For to sing she said
And maybe that's all
Wait for the dawn
and we will have that song
When it ends it will seem
That we hear silence fall
The lady she had
a golden heart
For to love, she said
And she did not lie
Wait for the dawn
and we'll watch for the sun
As we turn it will seem
To arise in the sky
We heard that song
while watching the skies
Oh the sound it rang
So clear through the cold
Then silence fell
and the sun did arise
On a beautiful morning
silver and gold
"The Lady"
The Songs of Sandy Denny
London, UK

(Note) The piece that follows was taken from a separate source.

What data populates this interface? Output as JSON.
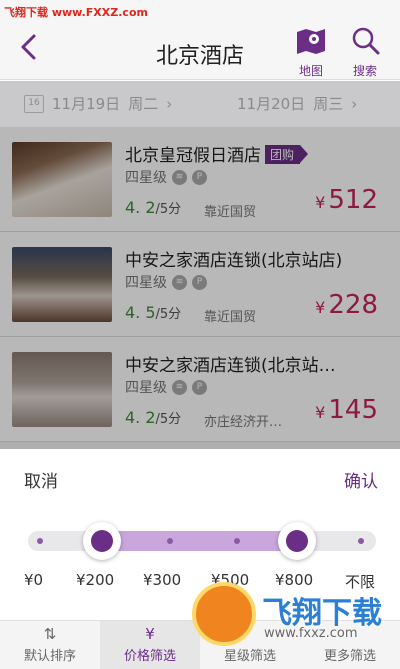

01 introduction: Sandy Denny - White Dress/artist montage
02 Lavinia Blackwall - Late November
03 Maddy Prior - Solo
04 preamble
05 Green Gartside - The North Star Grassman & the Ravens
06 preamble
07 Thea Gilmore - London
08 preamble
09 Lavinia Blackwall & Dave Swarbrick - Quiet Joys of Brotherhood
10 Dave Swarbrick & Sam Carter - It Suits Me Well
11 preamble
12 Maddy Prior - John the Gun
13 Maddy Prior - Fotheringay
14 preamble
15 P.P. Arnold - I'm a Dreamer
16 Green Gartside - Nothing More
17 preamble
18 Blair Dunlop - The Sea
19 Joan Wasser - The Lady
20 preamble
21 Joan Wasser - No More Sad Refrains
22 Thea Gilmore - Don't Stop Singing
23 Sam Carter - Bushes and Briars
24 preamble
25 Ensemble - Who Knows Where The Time Goes?
26 preamble
27 P.P. Arnold - Take Me Away
28 end credits

Total time: 1:28:45

Pete Flood - drums & percussion
Andy Mellon - piano & trumpet
Benji Kirkpatrick - acoustic guitar, bouzouki, mandolin, tenor banjo
Nick Pynn - violin & viola
Sam Carter - acoustic guitar, vocals
Jerry Donahue - electric guitar
Ben Nicholls - bass
Nigel Stonier - guitar & keyboards
Lavinia Blackwall - vocals
Maddy Prior - vocals
Green Gartside - vocals, guitar
Thea Gilmore - vocals
Dave Swarbrick - fiddle & vocals
P.P. Arnold - vocals
Blair Dunlop - vocals, guitar
Joan Wasser - vocals, piano

mkv file of a 1080p HD capture of the 2012 BBC broadcast
1.6.1947 - 4.21.1978